Recorded data:
----

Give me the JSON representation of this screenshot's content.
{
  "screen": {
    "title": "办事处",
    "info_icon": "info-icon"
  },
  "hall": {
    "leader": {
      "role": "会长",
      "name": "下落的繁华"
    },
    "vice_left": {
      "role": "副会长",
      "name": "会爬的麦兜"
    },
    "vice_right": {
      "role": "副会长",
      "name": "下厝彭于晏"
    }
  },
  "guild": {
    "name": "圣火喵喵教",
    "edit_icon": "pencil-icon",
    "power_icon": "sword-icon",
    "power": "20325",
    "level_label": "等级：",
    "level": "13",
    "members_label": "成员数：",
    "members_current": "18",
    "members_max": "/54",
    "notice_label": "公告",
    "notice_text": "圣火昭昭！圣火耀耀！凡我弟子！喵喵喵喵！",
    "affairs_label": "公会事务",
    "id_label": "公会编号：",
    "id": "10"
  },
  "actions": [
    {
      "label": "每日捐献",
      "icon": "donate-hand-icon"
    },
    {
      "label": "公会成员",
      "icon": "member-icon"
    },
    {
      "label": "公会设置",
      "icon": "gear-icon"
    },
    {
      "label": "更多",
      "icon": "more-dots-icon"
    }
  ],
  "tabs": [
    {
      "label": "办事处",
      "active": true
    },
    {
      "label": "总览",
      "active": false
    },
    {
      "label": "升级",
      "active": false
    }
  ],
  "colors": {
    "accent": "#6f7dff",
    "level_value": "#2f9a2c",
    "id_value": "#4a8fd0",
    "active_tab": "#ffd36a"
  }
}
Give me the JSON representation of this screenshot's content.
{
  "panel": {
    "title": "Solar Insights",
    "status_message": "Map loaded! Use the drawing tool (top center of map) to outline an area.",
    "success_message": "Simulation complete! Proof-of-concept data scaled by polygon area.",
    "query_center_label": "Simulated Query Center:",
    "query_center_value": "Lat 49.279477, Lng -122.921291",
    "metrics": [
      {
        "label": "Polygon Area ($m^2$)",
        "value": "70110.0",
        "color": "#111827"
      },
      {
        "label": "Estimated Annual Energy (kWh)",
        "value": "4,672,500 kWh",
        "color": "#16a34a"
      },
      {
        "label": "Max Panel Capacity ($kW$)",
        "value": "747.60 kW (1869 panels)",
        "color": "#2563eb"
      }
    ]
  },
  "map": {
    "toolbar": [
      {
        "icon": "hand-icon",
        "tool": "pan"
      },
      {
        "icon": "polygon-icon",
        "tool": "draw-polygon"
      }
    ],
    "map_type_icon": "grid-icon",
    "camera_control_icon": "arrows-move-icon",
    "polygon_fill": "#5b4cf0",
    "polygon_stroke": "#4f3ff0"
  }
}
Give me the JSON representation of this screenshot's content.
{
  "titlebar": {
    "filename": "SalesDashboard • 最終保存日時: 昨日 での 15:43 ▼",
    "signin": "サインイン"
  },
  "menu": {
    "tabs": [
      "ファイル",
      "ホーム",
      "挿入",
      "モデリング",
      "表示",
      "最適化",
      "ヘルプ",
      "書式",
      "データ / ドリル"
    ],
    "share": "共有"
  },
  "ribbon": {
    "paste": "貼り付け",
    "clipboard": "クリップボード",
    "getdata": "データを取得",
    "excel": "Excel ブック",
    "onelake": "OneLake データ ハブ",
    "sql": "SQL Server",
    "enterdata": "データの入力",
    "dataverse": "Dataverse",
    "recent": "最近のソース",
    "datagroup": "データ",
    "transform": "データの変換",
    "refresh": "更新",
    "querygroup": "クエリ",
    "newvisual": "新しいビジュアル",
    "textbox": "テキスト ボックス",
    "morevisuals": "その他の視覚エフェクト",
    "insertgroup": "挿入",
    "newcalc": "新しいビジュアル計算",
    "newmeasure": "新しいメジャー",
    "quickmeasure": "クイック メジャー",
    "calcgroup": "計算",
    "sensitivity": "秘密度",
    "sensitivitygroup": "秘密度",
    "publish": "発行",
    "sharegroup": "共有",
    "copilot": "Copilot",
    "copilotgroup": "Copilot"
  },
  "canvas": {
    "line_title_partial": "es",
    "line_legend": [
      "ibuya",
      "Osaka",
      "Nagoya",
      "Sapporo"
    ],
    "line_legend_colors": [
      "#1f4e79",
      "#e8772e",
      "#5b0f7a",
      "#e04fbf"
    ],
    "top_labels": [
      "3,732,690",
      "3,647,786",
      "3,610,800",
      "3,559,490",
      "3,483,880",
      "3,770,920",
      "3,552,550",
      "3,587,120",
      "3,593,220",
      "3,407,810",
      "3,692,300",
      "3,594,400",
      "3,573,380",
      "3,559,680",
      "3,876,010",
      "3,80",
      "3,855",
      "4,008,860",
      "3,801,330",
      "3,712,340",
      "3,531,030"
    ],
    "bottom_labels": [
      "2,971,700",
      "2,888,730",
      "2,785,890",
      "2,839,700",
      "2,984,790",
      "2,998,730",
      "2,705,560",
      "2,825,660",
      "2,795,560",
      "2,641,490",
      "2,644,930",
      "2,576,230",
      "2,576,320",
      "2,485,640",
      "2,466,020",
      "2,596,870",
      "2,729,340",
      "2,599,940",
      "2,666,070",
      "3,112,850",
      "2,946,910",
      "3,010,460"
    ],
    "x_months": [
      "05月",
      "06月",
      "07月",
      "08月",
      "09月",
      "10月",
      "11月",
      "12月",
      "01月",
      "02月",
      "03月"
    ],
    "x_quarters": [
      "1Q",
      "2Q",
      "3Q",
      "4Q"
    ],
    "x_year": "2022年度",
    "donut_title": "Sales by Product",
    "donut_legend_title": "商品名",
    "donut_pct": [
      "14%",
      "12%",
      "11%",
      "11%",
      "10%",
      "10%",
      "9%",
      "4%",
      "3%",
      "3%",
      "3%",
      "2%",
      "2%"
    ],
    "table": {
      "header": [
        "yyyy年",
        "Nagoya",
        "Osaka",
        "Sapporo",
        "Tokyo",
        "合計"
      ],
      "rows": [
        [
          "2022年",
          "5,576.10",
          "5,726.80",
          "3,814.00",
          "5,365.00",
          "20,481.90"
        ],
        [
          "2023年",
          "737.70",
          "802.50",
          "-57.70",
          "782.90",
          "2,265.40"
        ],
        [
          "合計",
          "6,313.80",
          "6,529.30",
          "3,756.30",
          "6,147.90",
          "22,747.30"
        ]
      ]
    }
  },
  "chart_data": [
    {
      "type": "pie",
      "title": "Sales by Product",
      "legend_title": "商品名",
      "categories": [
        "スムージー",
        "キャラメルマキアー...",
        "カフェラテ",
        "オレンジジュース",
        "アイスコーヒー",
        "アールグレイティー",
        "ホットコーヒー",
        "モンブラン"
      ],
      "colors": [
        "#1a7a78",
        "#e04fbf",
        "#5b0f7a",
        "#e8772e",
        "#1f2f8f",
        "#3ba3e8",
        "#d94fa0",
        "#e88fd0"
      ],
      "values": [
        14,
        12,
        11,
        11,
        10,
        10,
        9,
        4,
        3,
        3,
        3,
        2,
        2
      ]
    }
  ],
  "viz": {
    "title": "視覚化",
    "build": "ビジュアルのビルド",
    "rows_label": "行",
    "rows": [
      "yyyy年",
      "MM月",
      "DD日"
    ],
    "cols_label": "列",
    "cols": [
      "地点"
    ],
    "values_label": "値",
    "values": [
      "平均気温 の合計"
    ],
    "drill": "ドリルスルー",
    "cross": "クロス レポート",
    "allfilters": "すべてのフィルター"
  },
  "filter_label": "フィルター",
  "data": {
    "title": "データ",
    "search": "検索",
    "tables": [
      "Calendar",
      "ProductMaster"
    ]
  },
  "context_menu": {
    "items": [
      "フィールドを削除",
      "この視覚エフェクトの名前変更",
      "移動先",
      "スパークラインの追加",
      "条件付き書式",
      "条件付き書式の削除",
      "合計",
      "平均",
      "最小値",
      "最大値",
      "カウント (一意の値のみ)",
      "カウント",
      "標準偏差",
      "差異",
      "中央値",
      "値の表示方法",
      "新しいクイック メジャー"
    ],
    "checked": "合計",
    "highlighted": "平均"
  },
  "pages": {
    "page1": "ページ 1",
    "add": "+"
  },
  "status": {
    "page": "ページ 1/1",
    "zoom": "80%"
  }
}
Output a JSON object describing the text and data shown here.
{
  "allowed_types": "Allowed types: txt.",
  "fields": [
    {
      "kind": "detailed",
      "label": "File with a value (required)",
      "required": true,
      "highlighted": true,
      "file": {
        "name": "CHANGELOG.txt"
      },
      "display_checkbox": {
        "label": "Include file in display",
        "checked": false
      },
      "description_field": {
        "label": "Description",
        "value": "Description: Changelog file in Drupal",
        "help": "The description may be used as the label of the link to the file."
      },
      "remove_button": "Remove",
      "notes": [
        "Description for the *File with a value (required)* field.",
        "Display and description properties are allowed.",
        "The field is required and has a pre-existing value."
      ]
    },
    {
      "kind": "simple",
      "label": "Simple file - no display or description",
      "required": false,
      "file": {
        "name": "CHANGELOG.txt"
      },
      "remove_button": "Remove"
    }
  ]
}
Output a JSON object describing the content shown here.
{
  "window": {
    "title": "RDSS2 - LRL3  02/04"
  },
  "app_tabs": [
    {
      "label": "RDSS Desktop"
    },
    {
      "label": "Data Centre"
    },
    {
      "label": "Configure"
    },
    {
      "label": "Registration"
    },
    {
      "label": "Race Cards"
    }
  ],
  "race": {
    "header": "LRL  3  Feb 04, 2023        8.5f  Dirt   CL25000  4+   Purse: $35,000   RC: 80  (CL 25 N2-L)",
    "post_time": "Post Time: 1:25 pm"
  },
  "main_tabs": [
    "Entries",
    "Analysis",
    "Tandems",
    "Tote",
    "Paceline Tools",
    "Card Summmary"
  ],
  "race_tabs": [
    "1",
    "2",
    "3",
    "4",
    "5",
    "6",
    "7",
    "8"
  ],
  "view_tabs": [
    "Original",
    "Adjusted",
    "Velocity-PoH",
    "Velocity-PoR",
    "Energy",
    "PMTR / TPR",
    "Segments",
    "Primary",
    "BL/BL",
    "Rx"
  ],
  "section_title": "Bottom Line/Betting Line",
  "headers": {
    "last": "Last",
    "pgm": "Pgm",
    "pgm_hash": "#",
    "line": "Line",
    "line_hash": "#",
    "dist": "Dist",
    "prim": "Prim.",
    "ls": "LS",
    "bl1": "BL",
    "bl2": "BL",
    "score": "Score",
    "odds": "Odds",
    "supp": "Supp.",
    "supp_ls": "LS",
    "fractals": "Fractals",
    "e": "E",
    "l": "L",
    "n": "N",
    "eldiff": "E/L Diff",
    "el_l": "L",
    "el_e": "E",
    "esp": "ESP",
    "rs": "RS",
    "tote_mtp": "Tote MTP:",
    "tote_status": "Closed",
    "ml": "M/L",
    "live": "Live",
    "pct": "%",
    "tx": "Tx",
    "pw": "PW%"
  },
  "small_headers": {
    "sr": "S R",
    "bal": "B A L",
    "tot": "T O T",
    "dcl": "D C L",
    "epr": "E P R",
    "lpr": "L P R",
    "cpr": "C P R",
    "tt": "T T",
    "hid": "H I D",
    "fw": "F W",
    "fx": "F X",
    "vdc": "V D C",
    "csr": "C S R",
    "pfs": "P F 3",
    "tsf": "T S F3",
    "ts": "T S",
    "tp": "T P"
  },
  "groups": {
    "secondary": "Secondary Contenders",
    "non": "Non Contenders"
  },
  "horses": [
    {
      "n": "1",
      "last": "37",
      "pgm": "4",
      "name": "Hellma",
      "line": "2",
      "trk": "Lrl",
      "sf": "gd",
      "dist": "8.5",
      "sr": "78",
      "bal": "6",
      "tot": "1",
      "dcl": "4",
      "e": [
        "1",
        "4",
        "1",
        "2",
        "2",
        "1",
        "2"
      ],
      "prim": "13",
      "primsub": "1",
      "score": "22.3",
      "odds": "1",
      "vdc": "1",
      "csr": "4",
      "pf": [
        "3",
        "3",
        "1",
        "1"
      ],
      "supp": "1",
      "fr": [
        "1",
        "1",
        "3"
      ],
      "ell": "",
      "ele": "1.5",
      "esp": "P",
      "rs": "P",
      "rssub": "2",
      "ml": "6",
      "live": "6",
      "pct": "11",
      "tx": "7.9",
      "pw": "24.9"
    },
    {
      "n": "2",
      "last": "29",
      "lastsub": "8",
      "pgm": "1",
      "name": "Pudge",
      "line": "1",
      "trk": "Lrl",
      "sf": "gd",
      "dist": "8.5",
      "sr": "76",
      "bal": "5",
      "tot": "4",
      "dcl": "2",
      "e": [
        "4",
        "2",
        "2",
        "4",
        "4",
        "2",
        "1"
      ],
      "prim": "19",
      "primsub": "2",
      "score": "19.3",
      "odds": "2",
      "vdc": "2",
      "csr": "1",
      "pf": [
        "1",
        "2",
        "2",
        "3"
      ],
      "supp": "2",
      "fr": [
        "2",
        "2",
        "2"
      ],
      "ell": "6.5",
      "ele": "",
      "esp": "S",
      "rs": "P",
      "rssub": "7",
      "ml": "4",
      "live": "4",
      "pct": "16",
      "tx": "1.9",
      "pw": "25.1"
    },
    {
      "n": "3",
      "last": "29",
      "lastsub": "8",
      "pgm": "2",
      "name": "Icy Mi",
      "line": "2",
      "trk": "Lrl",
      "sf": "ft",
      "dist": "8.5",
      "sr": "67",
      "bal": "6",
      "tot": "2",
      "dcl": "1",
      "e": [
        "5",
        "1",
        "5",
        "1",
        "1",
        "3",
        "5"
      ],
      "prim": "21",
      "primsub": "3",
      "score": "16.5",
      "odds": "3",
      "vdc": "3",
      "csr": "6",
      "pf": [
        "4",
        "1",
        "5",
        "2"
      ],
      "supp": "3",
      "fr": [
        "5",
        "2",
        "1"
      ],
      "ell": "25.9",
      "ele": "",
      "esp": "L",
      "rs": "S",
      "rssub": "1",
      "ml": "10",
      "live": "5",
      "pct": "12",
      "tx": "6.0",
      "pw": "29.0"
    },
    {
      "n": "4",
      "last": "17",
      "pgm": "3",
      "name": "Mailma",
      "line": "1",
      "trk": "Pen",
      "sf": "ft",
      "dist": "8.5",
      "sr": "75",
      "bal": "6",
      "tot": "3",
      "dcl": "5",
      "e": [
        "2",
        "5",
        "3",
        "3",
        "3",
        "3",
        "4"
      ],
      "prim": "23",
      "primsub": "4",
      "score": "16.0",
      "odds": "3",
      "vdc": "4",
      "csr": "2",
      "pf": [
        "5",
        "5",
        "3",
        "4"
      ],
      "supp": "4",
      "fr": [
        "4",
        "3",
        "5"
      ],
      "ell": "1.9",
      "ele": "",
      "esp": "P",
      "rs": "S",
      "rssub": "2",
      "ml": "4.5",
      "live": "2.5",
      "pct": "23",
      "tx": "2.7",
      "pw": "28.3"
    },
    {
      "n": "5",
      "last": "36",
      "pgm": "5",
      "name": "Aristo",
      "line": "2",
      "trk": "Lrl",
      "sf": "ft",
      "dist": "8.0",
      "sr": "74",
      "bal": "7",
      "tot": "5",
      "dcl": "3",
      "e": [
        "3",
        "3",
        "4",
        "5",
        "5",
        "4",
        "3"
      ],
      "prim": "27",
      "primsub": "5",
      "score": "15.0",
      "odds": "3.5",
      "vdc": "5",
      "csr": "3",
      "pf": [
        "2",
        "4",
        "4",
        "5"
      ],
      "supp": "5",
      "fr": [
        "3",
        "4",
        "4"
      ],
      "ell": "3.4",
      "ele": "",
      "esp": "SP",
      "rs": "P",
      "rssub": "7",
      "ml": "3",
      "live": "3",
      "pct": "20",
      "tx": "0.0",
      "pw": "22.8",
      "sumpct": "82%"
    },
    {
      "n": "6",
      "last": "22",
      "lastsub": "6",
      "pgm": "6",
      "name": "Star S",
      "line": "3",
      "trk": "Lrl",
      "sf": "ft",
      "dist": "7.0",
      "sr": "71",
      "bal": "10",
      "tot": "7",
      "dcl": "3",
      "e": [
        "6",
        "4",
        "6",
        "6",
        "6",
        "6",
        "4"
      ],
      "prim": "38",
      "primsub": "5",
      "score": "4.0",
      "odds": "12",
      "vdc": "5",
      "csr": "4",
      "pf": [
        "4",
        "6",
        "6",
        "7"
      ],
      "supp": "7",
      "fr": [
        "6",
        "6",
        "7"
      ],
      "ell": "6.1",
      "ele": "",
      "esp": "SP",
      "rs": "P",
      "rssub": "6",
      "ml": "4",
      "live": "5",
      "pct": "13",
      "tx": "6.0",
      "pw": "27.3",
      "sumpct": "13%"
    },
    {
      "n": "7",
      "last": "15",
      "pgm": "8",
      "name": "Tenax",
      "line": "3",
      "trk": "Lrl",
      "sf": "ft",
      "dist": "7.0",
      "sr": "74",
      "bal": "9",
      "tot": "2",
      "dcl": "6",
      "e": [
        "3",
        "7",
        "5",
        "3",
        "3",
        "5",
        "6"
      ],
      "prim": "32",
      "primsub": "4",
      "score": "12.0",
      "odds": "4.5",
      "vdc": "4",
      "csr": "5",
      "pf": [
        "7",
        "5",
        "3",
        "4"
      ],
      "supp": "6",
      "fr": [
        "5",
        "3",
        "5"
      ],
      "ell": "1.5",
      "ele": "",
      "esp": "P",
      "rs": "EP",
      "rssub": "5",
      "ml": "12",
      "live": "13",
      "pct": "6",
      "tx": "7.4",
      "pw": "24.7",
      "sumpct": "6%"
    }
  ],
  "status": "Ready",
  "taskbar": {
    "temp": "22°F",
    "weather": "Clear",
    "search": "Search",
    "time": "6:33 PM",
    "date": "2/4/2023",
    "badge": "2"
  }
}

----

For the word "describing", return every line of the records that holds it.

#### [Answer to this exercise]
Output a JSON object describing the text and data shown here.
Output a JSON object describing the content shown here.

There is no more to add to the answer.